The strength of the U.S. dollar led investors to stash money into currency-hedged exchange-traded fund strategies in February, and that trend continues into March.
According to ETF.com, which tracks the ETF industry, these types of ETFs saw net inflows of $34 billion in February, putting total assets under management during the month to a near-record $2.093 trillion.
“Currency-hedged (ETFs are) the story of the year. It’s where all the ETF investors are concentrating their bets and that is absolutely continued into the first part of March,” said Matt Hougan, president of ETF.com
In February, the WisdomTree Europe Hedged Equity Fund (HEDJ ) was the single-biggest recipient of inflows, pulling in almost $2.5 billion and as of end-February, and had more than $12 billion in total assets under management, according to data compiled by ETF.com.
Inflows into that ETF has already beat February’s total, Hougan said, bringing in to $2.67 billion in the first two weeks of March.
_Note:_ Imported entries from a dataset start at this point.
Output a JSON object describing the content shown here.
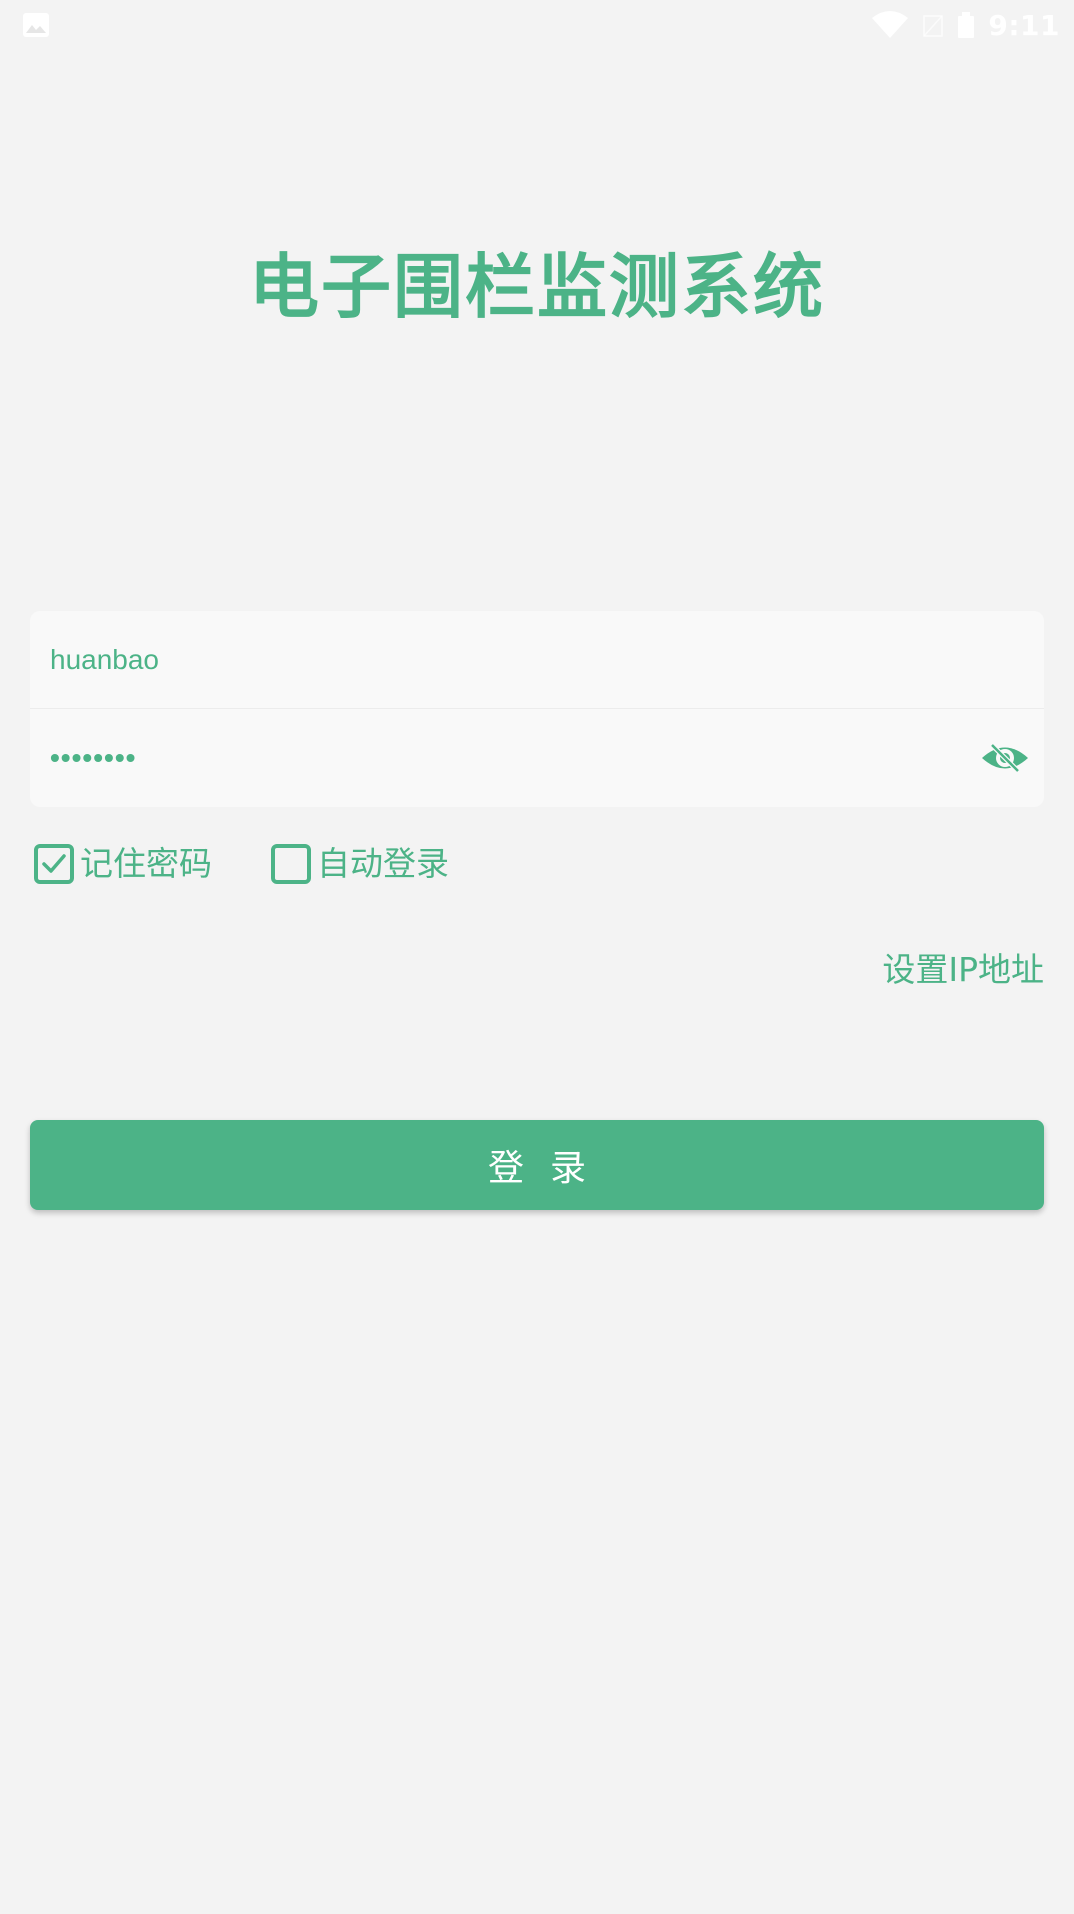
{
  "status_bar": {
    "time": "9:11",
    "icons": [
      "gallery-icon",
      "wifi-icon",
      "no-signal-icon",
      "battery-icon"
    ]
  },
  "app_title": "电子围栏监测系统",
  "form": {
    "username_value": "huanbao",
    "password_masked": "••••••••",
    "remember_password_label": "记住密码",
    "remember_password_checked": true,
    "auto_login_label": "自动登录",
    "auto_login_checked": false,
    "set_ip_label": "设置IP地址",
    "login_button_label": "登录"
  },
  "colors": {
    "accent": "#4cb387",
    "background": "#f3f3f3",
    "card": "#f9f9f9"
  }
}
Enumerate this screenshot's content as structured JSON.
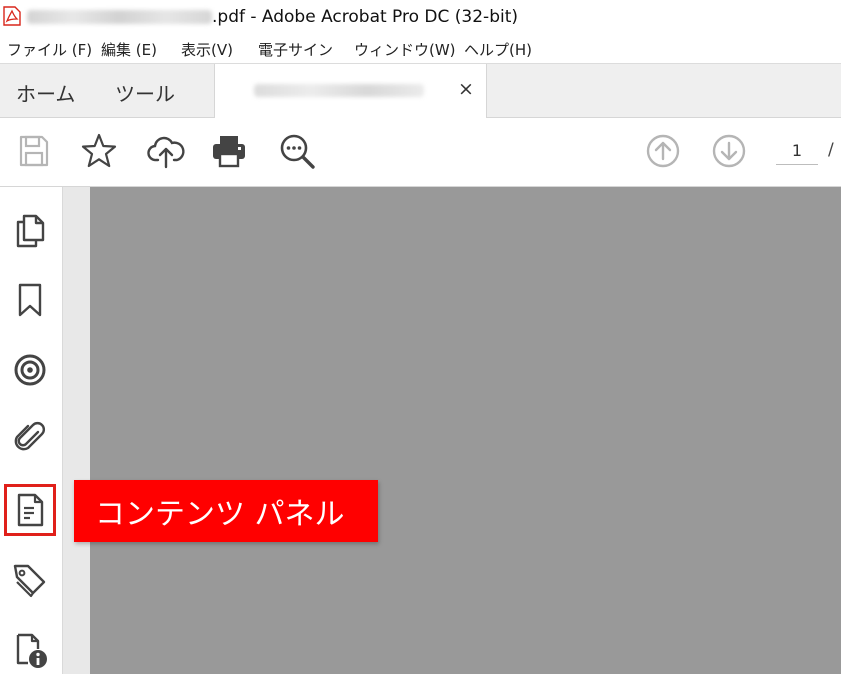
{
  "window": {
    "title": ".pdf - Adobe Acrobat Pro DC (32-bit)",
    "app_icon": "acrobat-icon"
  },
  "menu": [
    {
      "label": "ファイル (F)"
    },
    {
      "label": "編集 (E)"
    },
    {
      "label": "表示(V)"
    },
    {
      "label": "電子サイン"
    },
    {
      "label": "ウィンドウ(W)"
    },
    {
      "label": "ヘルプ(H)"
    }
  ],
  "tabs": {
    "home": "ホーム",
    "tools": "ツール",
    "close_symbol": "×"
  },
  "toolbar": {
    "icons": [
      "save-icon",
      "star-icon",
      "cloud-upload-icon",
      "print-icon",
      "search-zoom-icon",
      "page-up-icon",
      "page-down-icon"
    ],
    "page_number": "1",
    "page_separator": "/"
  },
  "sidebar": {
    "icons": [
      "page-thumbnails-icon",
      "bookmark-icon",
      "target-icon",
      "attachment-icon",
      "content-panel-icon",
      "tags-icon",
      "document-info-icon"
    ],
    "highlighted": "content-panel-icon"
  },
  "callout": {
    "text": "コンテンツ パネル"
  },
  "colors": {
    "accent": "#ff0000",
    "icon": "#444444",
    "icon_disabled": "#b5b5b5",
    "canvas": "#999999",
    "tab_bar": "#efefef"
  }
}
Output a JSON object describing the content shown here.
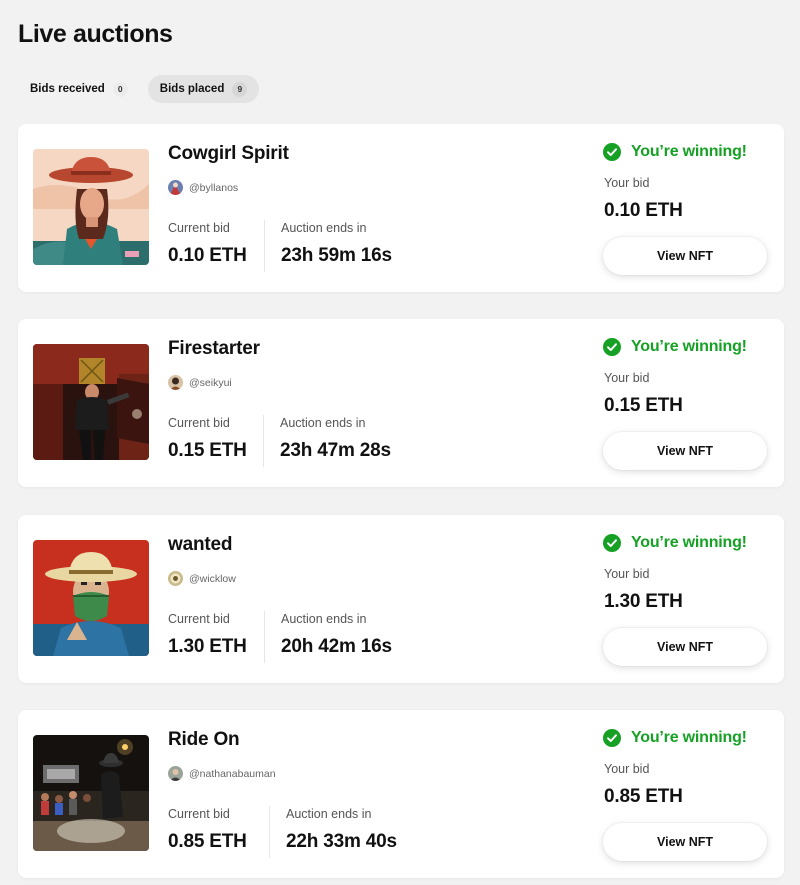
{
  "page_title": "Live auctions",
  "tabs": [
    {
      "label": "Bids received",
      "count": "0",
      "active": false
    },
    {
      "label": "Bids placed",
      "count": "9",
      "active": true
    }
  ],
  "colors": {
    "winning": "#16a125",
    "background": "#f2f2f2",
    "card": "#ffffff"
  },
  "labels": {
    "current_bid": "Current bid",
    "auction_ends": "Auction ends in",
    "winning": "You’re winning!",
    "your_bid": "Your bid",
    "view_button": "View NFT"
  },
  "auctions": [
    {
      "title": "Cowgirl Spirit",
      "creator": "@byllanos",
      "current_bid": "0.10 ETH",
      "ends_in": "23h 59m 16s",
      "your_bid": "0.10 ETH",
      "artwork_icon": "cowgirl-portrait"
    },
    {
      "title": "Firestarter",
      "creator": "@seikyui",
      "current_bid": "0.15 ETH",
      "ends_in": "23h 47m 28s",
      "your_bid": "0.15 ETH",
      "artwork_icon": "red-western-figure"
    },
    {
      "title": "wanted",
      "creator": "@wicklow",
      "current_bid": "1.30 ETH",
      "ends_in": "20h 42m 16s",
      "your_bid": "1.30 ETH",
      "artwork_icon": "masked-cowboy"
    },
    {
      "title": "Ride On",
      "creator": "@nathanabauman",
      "current_bid": "0.85 ETH",
      "ends_in": "22h 33m 40s",
      "your_bid": "0.85 ETH",
      "artwork_icon": "rodeo-photo"
    }
  ]
}
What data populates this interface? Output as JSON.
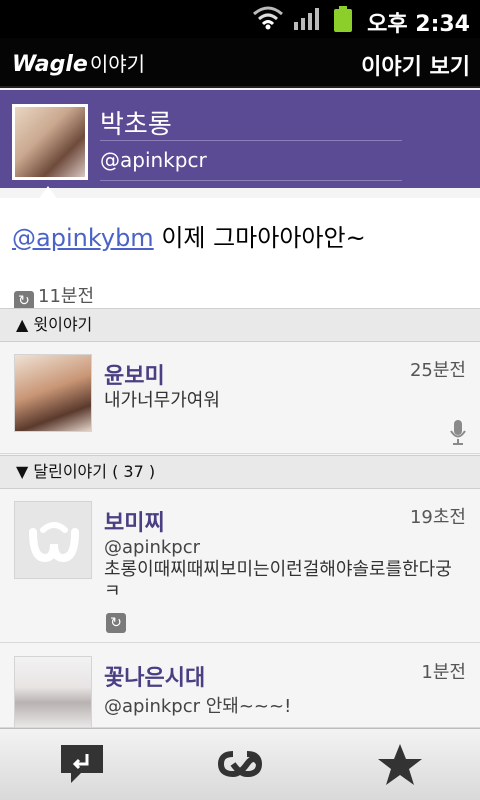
{
  "status": {
    "time": "오후 2:34"
  },
  "appbar": {
    "logo_main": "Wagle",
    "logo_sub": "이야기",
    "title": "이야기 보기"
  },
  "profile": {
    "name": "박초롱",
    "handle": "@apinkpcr"
  },
  "message": {
    "mention": "@apinkybm",
    "text": " 이제 그마아아아안~",
    "time": "11분전"
  },
  "sections": {
    "parent": "▲ 윗이야기",
    "replies": "▼ 달린이야기 ( 37 )"
  },
  "parent_item": {
    "name": "윤보미",
    "time": "25분전",
    "text": "내가너무가여워"
  },
  "replies": [
    {
      "name": "보미찌",
      "time": "19초전",
      "handle": "@apinkpcr",
      "text": "초롱이때찌때찌보미는이런걸해야솔로를한다궁ㅋ"
    },
    {
      "name": "꽃나은시대",
      "time": "1분전",
      "handle": "@apinkpcr 안돼~~~!"
    }
  ],
  "icons": {
    "toolbar": [
      "reply-icon",
      "retweet-icon",
      "favorite-icon"
    ]
  }
}
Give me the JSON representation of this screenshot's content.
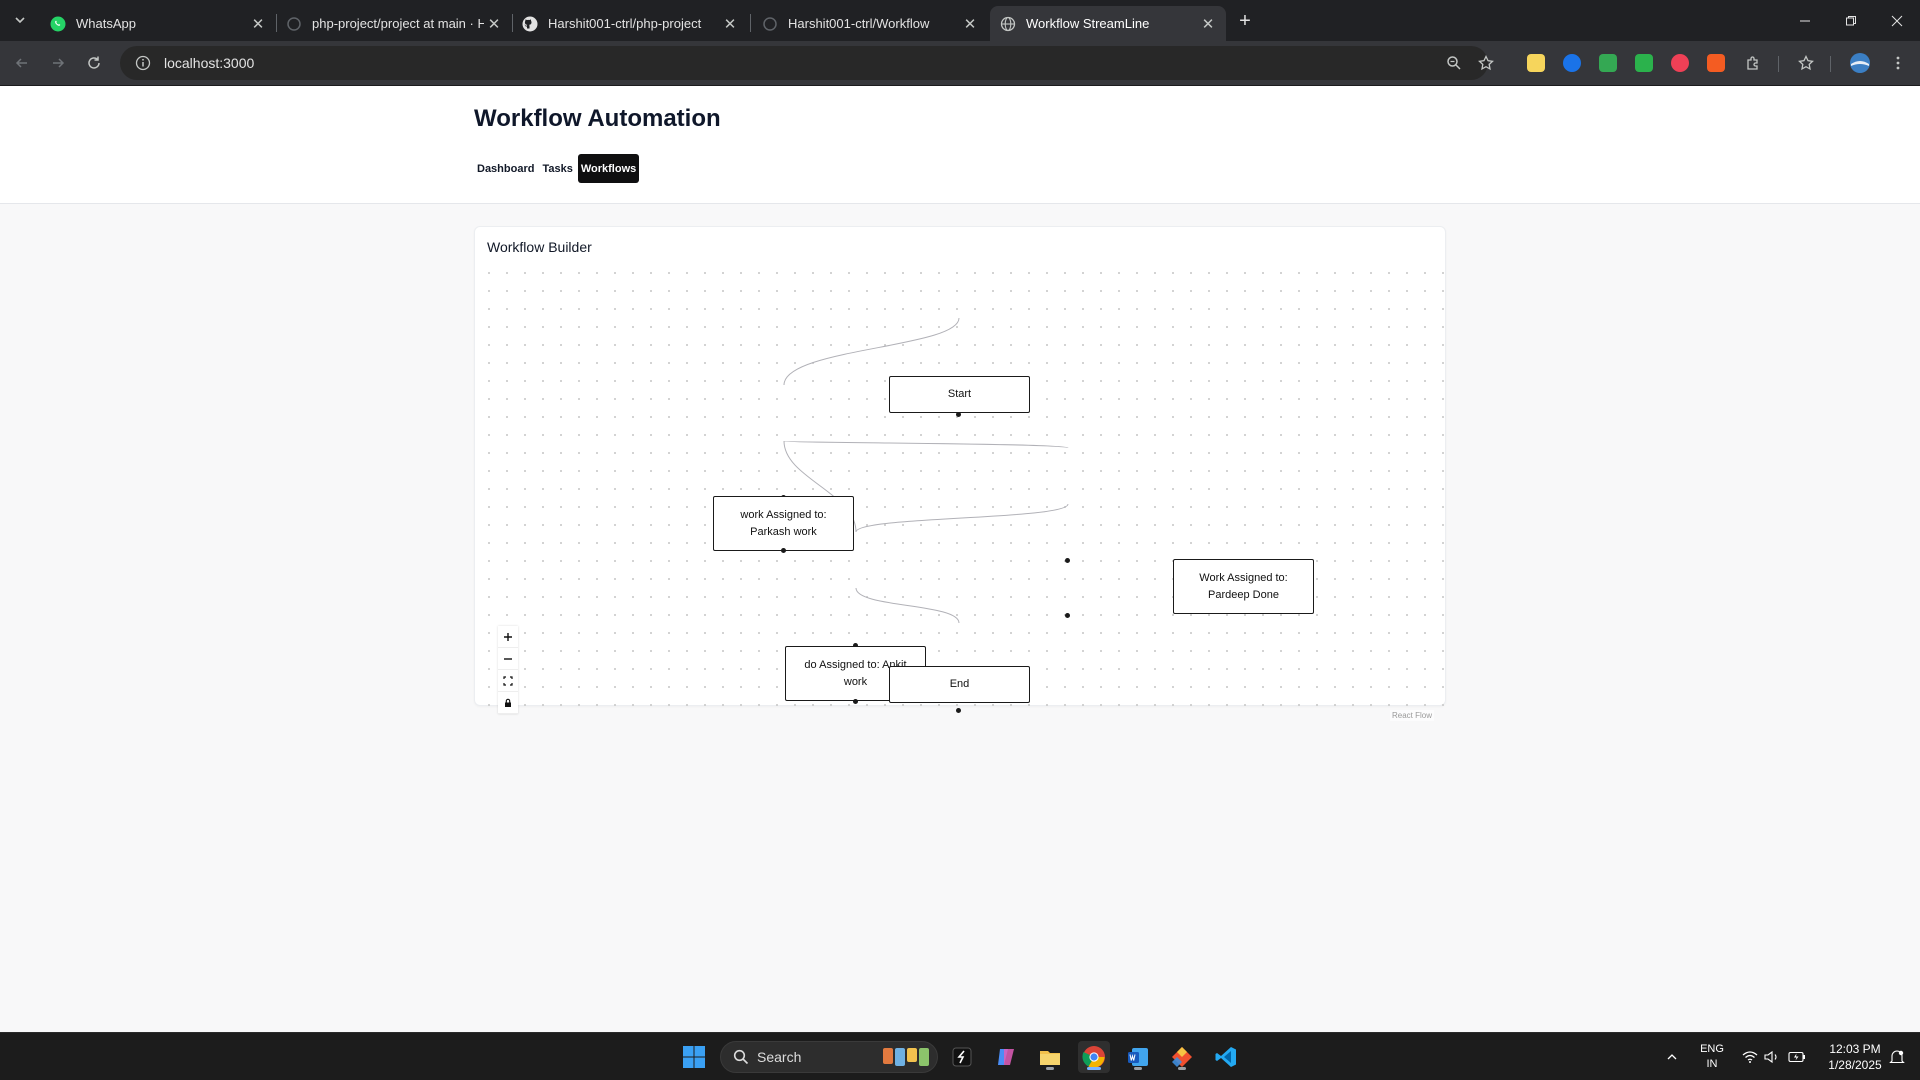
{
  "browser": {
    "tabs": [
      {
        "title": "WhatsApp",
        "active": false
      },
      {
        "title": "php-project/project at main · H",
        "active": false
      },
      {
        "title": "Harshit001-ctrl/php-project",
        "active": false
      },
      {
        "title": "Harshit001-ctrl/Workflow",
        "active": false
      },
      {
        "title": "Workflow StreamLine",
        "active": true
      }
    ],
    "close_glyph": "✕",
    "new_tab_glyph": "+",
    "url": "localhost:3000"
  },
  "app": {
    "title": "Workflow Automation",
    "nav": [
      {
        "label": "Dashboard",
        "active": false
      },
      {
        "label": "Tasks",
        "active": false
      },
      {
        "label": "Workflows",
        "active": true
      }
    ]
  },
  "builder": {
    "title": "Workflow Builder",
    "nodes": [
      {
        "id": "start",
        "label": "Start"
      },
      {
        "id": "parkash",
        "label": "work Assigned to: Parkash work"
      },
      {
        "id": "pardeep",
        "label": "Work Assigned to: Pardeep Done"
      },
      {
        "id": "ankit",
        "label": "do Assigned to: Ankit work"
      },
      {
        "id": "end",
        "label": "End"
      }
    ],
    "edges": [
      {
        "from": "start",
        "to": "parkash"
      },
      {
        "from": "parkash",
        "to": "pardeep"
      },
      {
        "from": "parkash",
        "to": "ankit"
      },
      {
        "from": "pardeep",
        "to": "ankit"
      },
      {
        "from": "ankit",
        "to": "end"
      }
    ],
    "controls": [
      "zoom-in",
      "zoom-out",
      "fit-view",
      "lock"
    ],
    "attribution": "React Flow"
  },
  "taskbar": {
    "search_placeholder": "Search",
    "language": "ENG",
    "region": "IN",
    "time": "12:03 PM",
    "date": "1/28/2025"
  }
}
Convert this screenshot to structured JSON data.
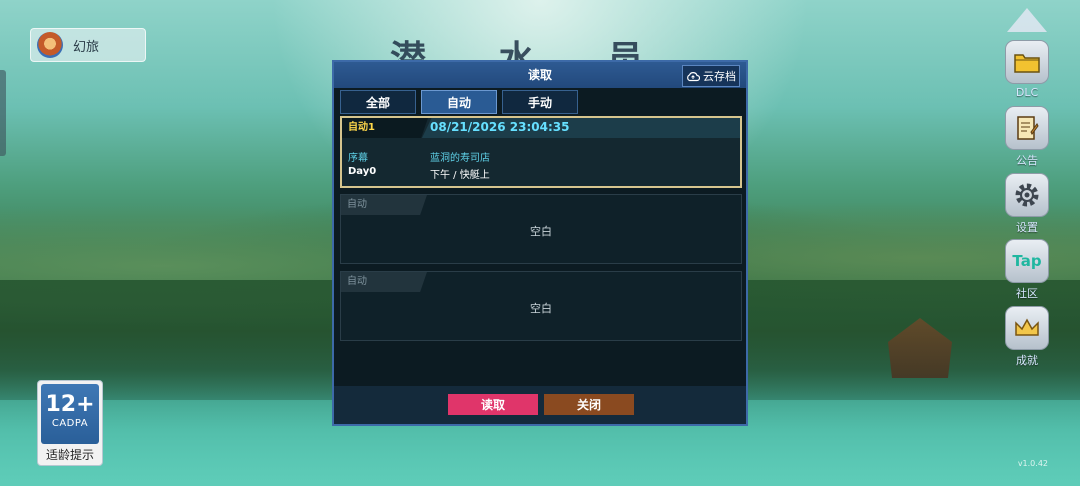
{
  "game_title": "潜 水 员",
  "user": {
    "name": "幻旅"
  },
  "age_badge": {
    "rating": "12+",
    "org": "CADPA",
    "label": "适龄提示"
  },
  "sidebar": [
    {
      "icon": "folder-icon",
      "label": "DLC"
    },
    {
      "icon": "notice-icon",
      "label": "公告"
    },
    {
      "icon": "gear-icon",
      "label": "设置"
    },
    {
      "icon": "tap-icon",
      "label": "社区",
      "icon_text": "Tap"
    },
    {
      "icon": "crown-icon",
      "label": "成就"
    }
  ],
  "dialog": {
    "title": "读取",
    "cloud_button": "云存档",
    "tabs": [
      "全部",
      "自动",
      "手动"
    ],
    "active_tab": "自动",
    "slots": [
      {
        "tag": "自动1",
        "time": "08/21/2026 23:04:35",
        "chapter": "序幕",
        "location": "蓝洞的寿司店",
        "day": "Day0",
        "period": "下午 / 快艇上"
      },
      {
        "tag": "自动",
        "empty_label": "空白"
      },
      {
        "tag": "自动",
        "empty_label": "空白"
      }
    ],
    "load_button": "读取",
    "close_button": "关闭"
  },
  "version": "v1.0.42",
  "colors": {
    "accent_load": "#e0356a",
    "accent_close": "#8a4a20",
    "dialog_border": "#3d6aa8",
    "time_text": "#66e0ff"
  }
}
Other currency-hedged ETFs also benefitted from investors zeal for these products. The Deutsche X-trackers MSCI EAFE Hedged Equity ETF (DBEF) and the iShares Currency Hedged MSCI EAFE ETF (HEFA) pulled in $1.5 billion and $981 million, respectively, in February and are also seeing more inflows in March, he said.
The European Central Bank’s news stimulus program is hitting the euro, while the dollar is rising on expectations for the Federal Reserve to raise interest rates later this year.
“The euro fall has really been stunning and now you have folks calling for it to not just reach parity but go below parity. That’s the front page of the news. Investors, and I think more than investors, financial advisers, are seizing on that to push into currency-hedged products and they’re delivering real performance. It’s been the easiest alpha-seeking call you can make over the past year and it’s delivered in spades,” Hougan said.
Aside from the currency-hedged ETFs, Hougan said there’s been a big inflow of funds across the fixed-income space, including into high-yield, and that’s continuing into March. In February the iShares iBoxx $ High Yield Corporate Bond ETF (HYG) saw the second-highest amount of inflows, he said.
“On one level it’s counter-intuitive, who would be buying fixed-income at this point? Our opinion is on what’s happening there, is that a secular trend is overwhelming any particular investor’s point of view. While I do think advisers and investors are pulling away from fixed-income, institutional investors, particularly insurance funds, have discovered ETFs in a massive way, and they’re so big that this pile of money is overwhelming any other sentiment indicator,” he said.
The last big 2015 trend for investor interest is buying up of ETFs related to consumer discretionary spending, Hougan said.
“It’s an easy story, too. We’re also seeing flows in to oil ETFs. I think people are thinking that oil prices are down, that’s putting money into consumers’ pockets,” he said.